Analysis on high-spectral resolution data shows that oscillations in the higher atmosphere lead those in the lower atmosphere by an order of 1 s when their frequencies are below about 3.0 mHz, and lags behind by about 1 s when their frequencies are above 3.0 mHz. These phase shifts in the evanescent waves pose great challenges to the interpretation of some local helioseismic measurements that involve data acquired at different atmospheric heights.
High-frequency inertial waves were detected inside the Sun, propagating retrograde relative to the solar rotation with a phase speed faster than equatorial Rossby waves. How these waves are generated is discussed but remains unclear.
Sunquakes are helioseismic waves excited by solar flares, usually observed in the photosphere. However, some of these events are found to have their counterparts in the chromosphere, as observed in the SDO/AIA UV channels.
Quasi-biennial oscillations are found in the Sun’s interior rotation-rate residuals. They appear differently at different depths and latitudes, and evolve with time.
Instead of the center-annulus measurement geometry that time-distance helioseismology typically uses, a new one-sided center-arc measurement scheme is developed. This method shows advantage in measuring subsurface flows in in a close neighborhood of magnetic regions.
A new method, which is to characterize the multiscale convective spectrum of the Sun using high-resolution line-of-sight Dopplergram images from HMI, is developed, enabling the authors to estimate the spectrum to the finest observable scales.
A new website is developed to host HMI’s time-distance pipeline products, including far-side images, subsurface flows, evolution of near-surface zonal and meridional flows.
Helioseismic wavefields are simulated using different meridional-circulation models. Time-distance helioseismic measurements applied on the simulated data indicate that it may be difficult to distinguish between single- or double-cell meridional circulation profiles.
The giant cellular flows, obtained through tracking HMI-observed Dopplergrams, are used to estimate kinetic helicity and Reynolds stress inside the Sun, as well as differential rotation and poleward drift near the bottom of the convection zone.

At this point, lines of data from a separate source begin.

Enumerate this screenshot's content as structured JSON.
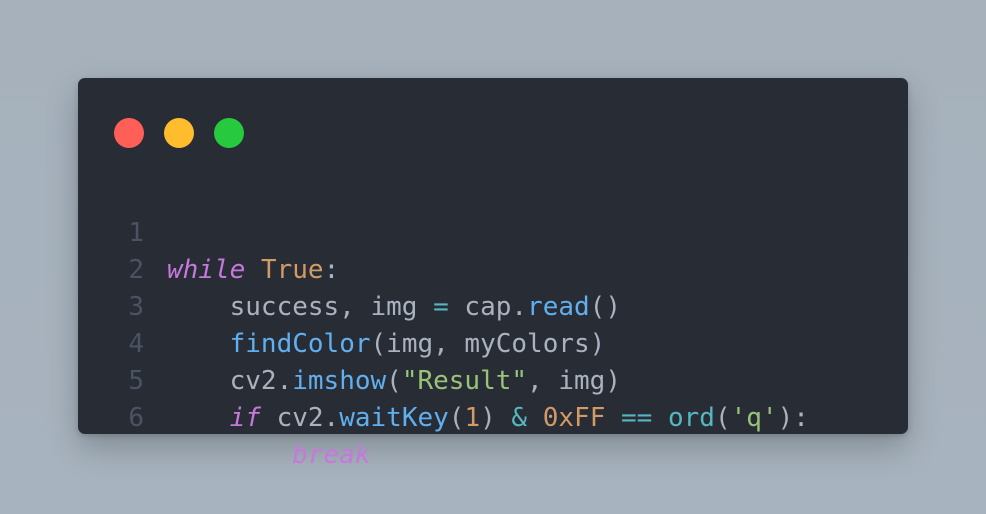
{
  "window": {
    "buttons": [
      {
        "name": "close",
        "color": "#ff5f56"
      },
      {
        "name": "minimize",
        "color": "#ffbd2e"
      },
      {
        "name": "maximize",
        "color": "#27c93f"
      }
    ]
  },
  "code": {
    "line_numbers": [
      "1",
      "2",
      "3",
      "4",
      "5",
      "6"
    ],
    "lines": [
      [
        {
          "t": "while",
          "k": "kw"
        },
        {
          "t": " ",
          "k": "plain"
        },
        {
          "t": "True",
          "k": "const"
        },
        {
          "t": ":",
          "k": "plain"
        }
      ],
      [
        {
          "t": "    success, img ",
          "k": "plain"
        },
        {
          "t": "=",
          "k": "op"
        },
        {
          "t": " cap.",
          "k": "plain"
        },
        {
          "t": "read",
          "k": "fn"
        },
        {
          "t": "()",
          "k": "plain"
        }
      ],
      [
        {
          "t": "    ",
          "k": "plain"
        },
        {
          "t": "findColor",
          "k": "fn"
        },
        {
          "t": "(img, myColors)",
          "k": "plain"
        }
      ],
      [
        {
          "t": "    cv2.",
          "k": "plain"
        },
        {
          "t": "imshow",
          "k": "fn"
        },
        {
          "t": "(",
          "k": "plain"
        },
        {
          "t": "\"Result\"",
          "k": "str"
        },
        {
          "t": ", img)",
          "k": "plain"
        }
      ],
      [
        {
          "t": "    ",
          "k": "plain"
        },
        {
          "t": "if",
          "k": "kw"
        },
        {
          "t": " cv2.",
          "k": "plain"
        },
        {
          "t": "waitKey",
          "k": "fn"
        },
        {
          "t": "(",
          "k": "plain"
        },
        {
          "t": "1",
          "k": "num"
        },
        {
          "t": ") ",
          "k": "plain"
        },
        {
          "t": "&",
          "k": "op"
        },
        {
          "t": " ",
          "k": "plain"
        },
        {
          "t": "0xFF",
          "k": "num"
        },
        {
          "t": " ",
          "k": "plain"
        },
        {
          "t": "==",
          "k": "op"
        },
        {
          "t": " ",
          "k": "plain"
        },
        {
          "t": "ord",
          "k": "builtin"
        },
        {
          "t": "(",
          "k": "plain"
        },
        {
          "t": "'q'",
          "k": "str"
        },
        {
          "t": "):",
          "k": "plain"
        }
      ],
      [
        {
          "t": "        ",
          "k": "plain"
        },
        {
          "t": "break",
          "k": "kw"
        }
      ]
    ]
  }
}
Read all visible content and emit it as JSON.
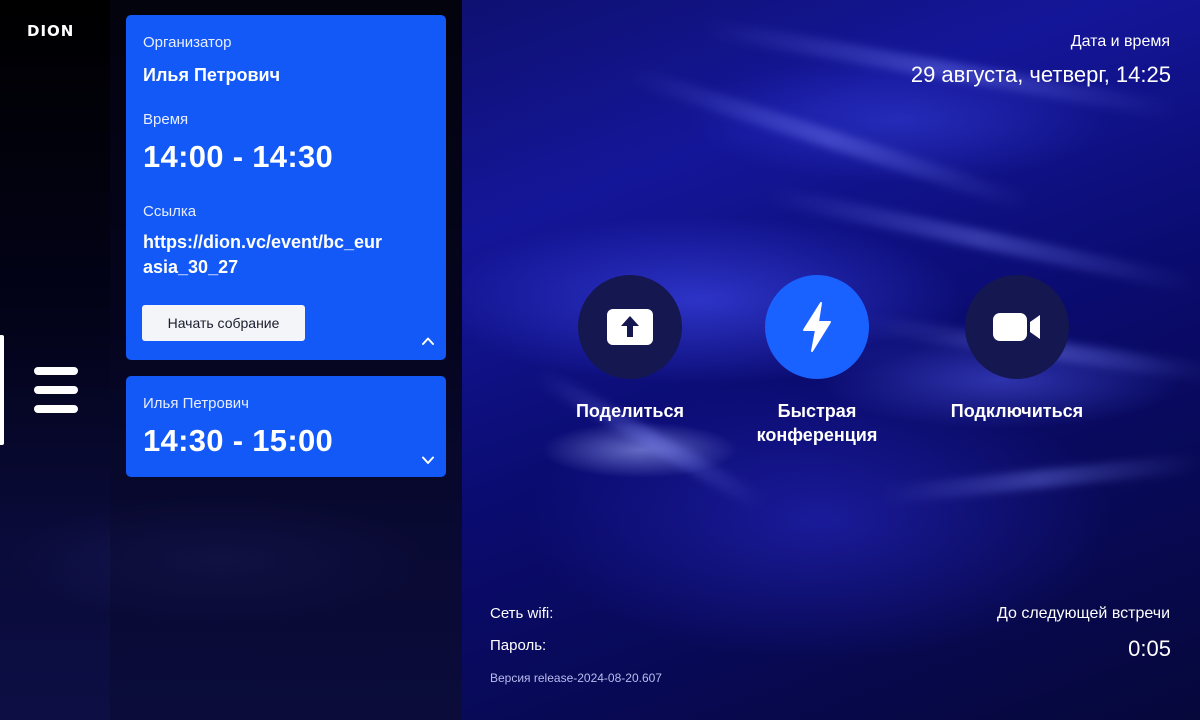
{
  "brand": {
    "logo_text": "DION"
  },
  "meetings": [
    {
      "organizer_label": "Организатор",
      "organizer": "Илья Петрович",
      "time_label": "Время",
      "time": "14:00 - 14:30",
      "link_label": "Ссылка",
      "link": "https://dion.vc/event/bc_eurasia_30_27",
      "start_label": "Начать собрание",
      "expanded": true
    },
    {
      "organizer": "Илья Петрович",
      "time": "14:30 - 15:00",
      "expanded": false
    }
  ],
  "datetime": {
    "label": "Дата и время",
    "value": "29 августа, четверг, 14:25"
  },
  "actions": {
    "share": "Поделиться",
    "quick": "Быстрая конференция",
    "connect": "Подключиться"
  },
  "network": {
    "wifi_label": "Сеть wifi:",
    "password_label": "Пароль:",
    "version": "Версия release-2024-08-20.607"
  },
  "next_meeting": {
    "label": "До следующей встречи",
    "value": "0:05"
  },
  "colors": {
    "card": "#1259f7",
    "accent_button": "#1a62ff",
    "dark_button": "#151750",
    "background": "#07083a"
  },
  "icons": {
    "share": "arrow-up-icon",
    "quick": "lightning-icon",
    "connect": "video-camera-icon",
    "menu": "hamburger-icon"
  }
}
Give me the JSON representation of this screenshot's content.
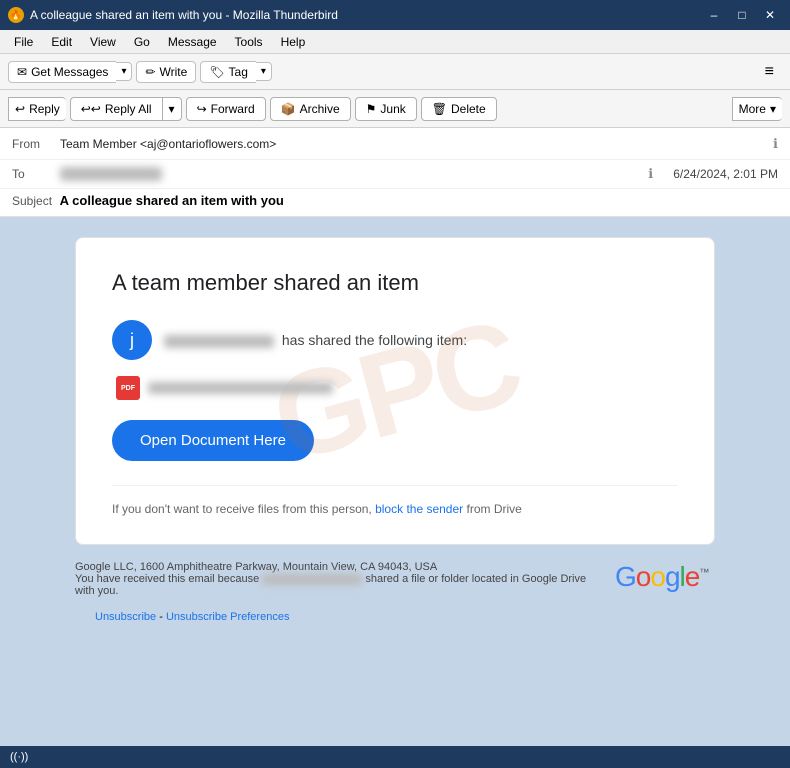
{
  "window": {
    "title": "A colleague shared an item with you - Mozilla Thunderbird",
    "icon": "🔥"
  },
  "titlebar": {
    "minimize": "–",
    "maximize": "□",
    "close": "✕"
  },
  "menubar": {
    "items": [
      "File",
      "Edit",
      "View",
      "Go",
      "Message",
      "Tools",
      "Help"
    ]
  },
  "toolbar": {
    "get_messages": "Get Messages",
    "write": "Write",
    "tag": "Tag",
    "menu_icon": "≡"
  },
  "action_toolbar": {
    "reply": "Reply",
    "reply_all": "Reply All",
    "forward": "Forward",
    "archive": "Archive",
    "junk": "Junk",
    "delete": "Delete",
    "more": "More"
  },
  "email_meta": {
    "from_label": "From",
    "from_value": "Team Member <aj@ontarioflowers.com>",
    "to_label": "To",
    "to_value": "████████████",
    "subject_label": "Subject",
    "subject_value": "A colleague shared an item with you",
    "date": "6/24/2024, 2:01 PM"
  },
  "email_body": {
    "card_title": "A team member shared an item",
    "avatar_letter": "j",
    "sharer_suffix": " has shared the following item:",
    "open_btn": "Open Document Here",
    "footer_prefix": "If you don't want to receive files from this person, ",
    "footer_link": "block the sender",
    "footer_suffix": " from Drive"
  },
  "company_footer": {
    "address": "Google LLC, 1600 Amphitheatre Parkway, Mountain View, CA 94043, USA",
    "notice_prefix": "You have received this email because ",
    "notice_suffix": " shared a file or folder located in Google Drive with you.",
    "logo": "Google",
    "tm": "™"
  },
  "unsubscribe": {
    "text1": "Unsubscribe",
    "separator": " - ",
    "text2": "Unsubscribe Preferences"
  },
  "statusbar": {
    "wifi": "((·))"
  }
}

Why do some flares cause sunquakes and others do not? A survey of 60 strong flares in Solar Cycle 24 supports a hypothesis that the coupling of downward photospheric oscillations and the impacts from flares may play a role in causing sunquakes.